[Rspec-devel] BDD Question - wheres the BDD help forums?

Chris Anderson jchris at mfdz.com
Fri Jul 14 13:57:22 EDT 2006


If your context really is the Presenter, then you'd do well to spec
the Presenter in isolation. You'll want to spec the behaviour of the
view as well, but not in this context, it seems.

To that end, the last example you provided looks the healthiest to me:

> [Test]
> public void ShouldAllowNewAccountToBeCreated() {
>     int numberOfAccounts = myAccountsModel.Accounts;
>     /*** Change the View invoke to Presenter ***/
>     myPresenter.CreateNewAccountEventRaised();
>     Assert.AreEqual(numberOfAccounts + 1, myAccountsModel.Accounts);
> }

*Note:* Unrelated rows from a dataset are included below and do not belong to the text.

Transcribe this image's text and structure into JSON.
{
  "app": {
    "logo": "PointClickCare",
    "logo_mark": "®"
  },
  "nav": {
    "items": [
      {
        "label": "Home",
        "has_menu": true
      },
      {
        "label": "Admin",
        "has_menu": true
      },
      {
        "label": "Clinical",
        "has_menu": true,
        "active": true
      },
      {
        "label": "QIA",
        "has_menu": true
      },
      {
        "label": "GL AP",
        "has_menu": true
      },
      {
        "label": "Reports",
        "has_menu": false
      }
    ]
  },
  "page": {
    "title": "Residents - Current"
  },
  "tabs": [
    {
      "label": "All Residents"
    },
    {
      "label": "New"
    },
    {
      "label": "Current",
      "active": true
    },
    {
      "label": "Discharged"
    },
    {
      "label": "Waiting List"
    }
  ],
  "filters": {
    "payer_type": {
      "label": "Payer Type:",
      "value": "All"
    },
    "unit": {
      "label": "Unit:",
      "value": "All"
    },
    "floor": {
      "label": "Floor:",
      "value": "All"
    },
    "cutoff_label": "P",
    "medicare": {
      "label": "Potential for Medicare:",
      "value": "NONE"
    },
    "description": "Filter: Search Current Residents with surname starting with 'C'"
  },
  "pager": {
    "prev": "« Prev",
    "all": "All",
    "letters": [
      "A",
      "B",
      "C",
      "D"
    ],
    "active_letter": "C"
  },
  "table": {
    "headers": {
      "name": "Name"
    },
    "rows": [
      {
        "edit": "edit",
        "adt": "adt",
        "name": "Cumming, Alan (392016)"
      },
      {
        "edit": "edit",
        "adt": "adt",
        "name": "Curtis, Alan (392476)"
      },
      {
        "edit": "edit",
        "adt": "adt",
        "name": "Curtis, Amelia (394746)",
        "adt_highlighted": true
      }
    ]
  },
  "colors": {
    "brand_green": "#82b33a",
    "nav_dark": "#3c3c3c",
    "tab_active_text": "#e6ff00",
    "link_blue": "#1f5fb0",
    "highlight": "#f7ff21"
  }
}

But I'm still a little spooked by the
myPresenter.CreateNewAccountEventRaised()  call. Is that a method that
gets invoked in the standard operations of the Presenter? It looks
like a private method, based on the name, and specifications tend to
work better when they are more coarse-grained, and focussed on the
public methods of your object. Again, please forgive my naiveity about
your framework.

> I did
> some benchmarks today, and a simple fixture of 5 tests using the latest
> NUnit takes half a second longer when calling onto the UserControl view.

I might differ from others on this point - but unless your tests are
calling some external API, and taking waaaaaay too long to execute
(and there are plenty of reasons this is bad), a slight performance
drag is no problem, or at least, not something to water your tests
down over.

One final consideration - your specification framework should reward
you for writing specs first, and then coding to meet those specs. That
is the main advantage I find of RSpec over Test::Unit in Ruby. While
it is possible to use the both specs and tests to exercise the same
code in the same ways, I find that I write specs first, and think of
them as specifications, while I tend to write unit tests after or
concurrently with writing the unit code itself. Those unit tests are
usually more tied to the internals of the units, than specs are -
precisely because specifications are speculative - they tell me what
I'd *like* the API to be, before it even exists.

So take care that your spec implementation rewards spec-first
behaviour. Otherwise you may as well be writing unit tests (which I
find quite handy, but in a different way from specs).



More information about the Rspec-devel mailing list